Records from a data collection:
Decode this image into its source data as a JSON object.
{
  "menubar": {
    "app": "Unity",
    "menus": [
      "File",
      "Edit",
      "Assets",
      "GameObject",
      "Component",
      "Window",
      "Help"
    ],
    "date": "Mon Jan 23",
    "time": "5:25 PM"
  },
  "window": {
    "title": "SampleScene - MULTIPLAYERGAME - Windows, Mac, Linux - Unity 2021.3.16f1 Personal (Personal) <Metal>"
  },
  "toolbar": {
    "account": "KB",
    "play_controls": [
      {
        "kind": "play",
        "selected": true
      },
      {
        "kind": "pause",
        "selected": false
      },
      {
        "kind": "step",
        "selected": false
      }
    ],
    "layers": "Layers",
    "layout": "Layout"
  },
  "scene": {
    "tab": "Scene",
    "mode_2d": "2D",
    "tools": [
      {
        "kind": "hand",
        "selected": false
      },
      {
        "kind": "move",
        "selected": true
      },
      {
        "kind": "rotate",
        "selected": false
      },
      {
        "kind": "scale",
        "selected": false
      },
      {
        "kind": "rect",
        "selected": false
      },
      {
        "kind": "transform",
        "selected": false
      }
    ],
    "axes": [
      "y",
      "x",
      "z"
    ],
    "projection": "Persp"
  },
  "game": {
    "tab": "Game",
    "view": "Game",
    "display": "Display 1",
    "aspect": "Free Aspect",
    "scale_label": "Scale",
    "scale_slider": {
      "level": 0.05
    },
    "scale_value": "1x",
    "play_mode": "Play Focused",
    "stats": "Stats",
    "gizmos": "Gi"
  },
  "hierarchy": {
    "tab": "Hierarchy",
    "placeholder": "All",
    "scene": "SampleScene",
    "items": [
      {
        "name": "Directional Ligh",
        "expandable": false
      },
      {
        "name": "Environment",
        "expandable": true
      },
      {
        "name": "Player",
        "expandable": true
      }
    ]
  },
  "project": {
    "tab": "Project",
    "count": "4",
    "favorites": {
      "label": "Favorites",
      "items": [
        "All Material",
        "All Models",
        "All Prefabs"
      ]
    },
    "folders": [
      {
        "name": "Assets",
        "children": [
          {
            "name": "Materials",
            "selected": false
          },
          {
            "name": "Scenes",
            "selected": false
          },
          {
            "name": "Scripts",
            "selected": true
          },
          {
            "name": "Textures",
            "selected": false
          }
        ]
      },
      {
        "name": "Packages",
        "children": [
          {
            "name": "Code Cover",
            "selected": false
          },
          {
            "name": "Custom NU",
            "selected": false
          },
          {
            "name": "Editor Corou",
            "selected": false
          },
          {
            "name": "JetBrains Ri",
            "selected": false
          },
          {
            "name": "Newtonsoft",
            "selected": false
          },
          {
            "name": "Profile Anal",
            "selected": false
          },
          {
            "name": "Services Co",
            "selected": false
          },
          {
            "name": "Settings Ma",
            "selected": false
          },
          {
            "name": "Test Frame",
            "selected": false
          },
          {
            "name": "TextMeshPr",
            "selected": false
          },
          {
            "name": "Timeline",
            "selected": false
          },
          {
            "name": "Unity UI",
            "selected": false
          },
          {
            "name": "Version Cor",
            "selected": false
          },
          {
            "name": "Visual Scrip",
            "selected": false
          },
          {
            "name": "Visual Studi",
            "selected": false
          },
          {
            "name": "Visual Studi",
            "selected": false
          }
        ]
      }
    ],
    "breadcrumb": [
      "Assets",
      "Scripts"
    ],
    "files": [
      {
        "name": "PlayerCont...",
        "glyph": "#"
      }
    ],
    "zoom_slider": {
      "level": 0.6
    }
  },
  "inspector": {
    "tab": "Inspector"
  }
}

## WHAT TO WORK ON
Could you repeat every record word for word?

## RESULT
Decode this image into its source data as a JSON object.
{
  "menubar": {
    "app": "Unity",
    "menus": [
      "File",
      "Edit",
      "Assets",
      "GameObject",
      "Component",
      "Window",
      "Help"
    ],
    "date": "Mon Jan 23",
    "time": "5:25 PM"
  },
  "window": {
    "title": "SampleScene - MULTIPLAYERGAME - Windows, Mac, Linux - Unity 2021.3.16f1 Personal (Personal) <Metal>"
  },
  "toolbar": {
    "account": "KB",
    "play_controls": [
      {
        "kind": "play",
        "selected": true
      },
      {
        "kind": "pause",
        "selected": false
      },
      {
        "kind": "step",
        "selected": false
      }
    ],
    "layers": "Layers",
    "layout": "Layout"
  },
  "scene": {
    "tab": "Scene",
    "mode_2d": "2D",
    "tools": [
      {
        "kind": "hand",
        "selected": false
      },
      {
        "kind": "move",
        "selected": true
      },
      {
        "kind": "rotate",
        "selected": false
      },
      {
        "kind": "scale",
        "selected": false
      },
      {
        "kind": "rect",
        "selected": false
      },
      {
        "kind": "transform",
        "selected": false
      }
    ],
    "axes": [
      "y",
      "x",
      "z"
    ],
    "projection": "Persp"
  },
  "game": {
    "tab": "Game",
    "view": "Game",
    "display": "Display 1",
    "aspect": "Free Aspect",
    "scale_label": "Scale",
    "scale_slider": {
      "level": 0.05
    },
    "scale_value": "1x",
    "play_mode": "Play Focused",
    "stats": "Stats",
    "gizmos": "Gi"
  },
  "hierarchy": {
    "tab": "Hierarchy",
    "placeholder": "All",
    "scene": "SampleScene",
    "items": [
      {
        "name": "Directional Ligh",
        "expandable": false
      },
      {
        "name": "Environment",
        "expandable": true
      },
      {
        "name": "Player",
        "expandable": true
      }
    ]
  },
  "project": {
    "tab": "Project",
    "count": "4",
    "favorites": {
      "label": "Favorites",
      "items": [
        "All Material",
        "All Models",
        "All Prefabs"
      ]
    },
    "folders": [
      {
        "name": "Assets",
        "children": [
          {
            "name": "Materials",
            "selected": false
          },
          {
            "name": "Scenes",
            "selected": false
          },
          {
            "name": "Scripts",
            "selected": true
          },
          {
            "name": "Textures",
            "selected": false
          }
        ]
      },
      {
        "name": "Packages",
        "children": [
          {
            "name": "Code Cover",
            "selected": false
          },
          {
            "name": "Custom NU",
            "selected": false
          },
          {
            "name": "Editor Corou",
            "selected": false
          },
          {
            "name": "JetBrains Ri",
            "selected": false
          },
          {
            "name": "Newtonsoft",
            "selected": false
          },
          {
            "name": "Profile Anal",
            "selected": false
          },
          {
            "name": "Services Co",
            "selected": false
          },
          {
            "name": "Settings Ma",
            "selected": false
          },
          {
            "name": "Test Frame",
            "selected": false
          },
          {
            "name": "TextMeshPr",
            "selected": false
          },
          {
            "name": "Timeline",
            "selected": false
          },
          {
            "name": "Unity UI",
            "selected": false
          },
          {
            "name": "Version Cor",
            "selected": false
          },
          {
            "name": "Visual Scrip",
            "selected": false
          },
          {
            "name": "Visual Studi",
            "selected": false
          },
          {
            "name": "Visual Studi",
            "selected": false
          }
        ]
      }
    ],
    "breadcrumb": [
      "Assets",
      "Scripts"
    ],
    "files": [
      {
        "name": "PlayerCont...",
        "glyph": "#"
      }
    ],
    "zoom_slider": {
      "level": 0.6
    }
  },
  "inspector": {
    "tab": "Inspector"
  }
}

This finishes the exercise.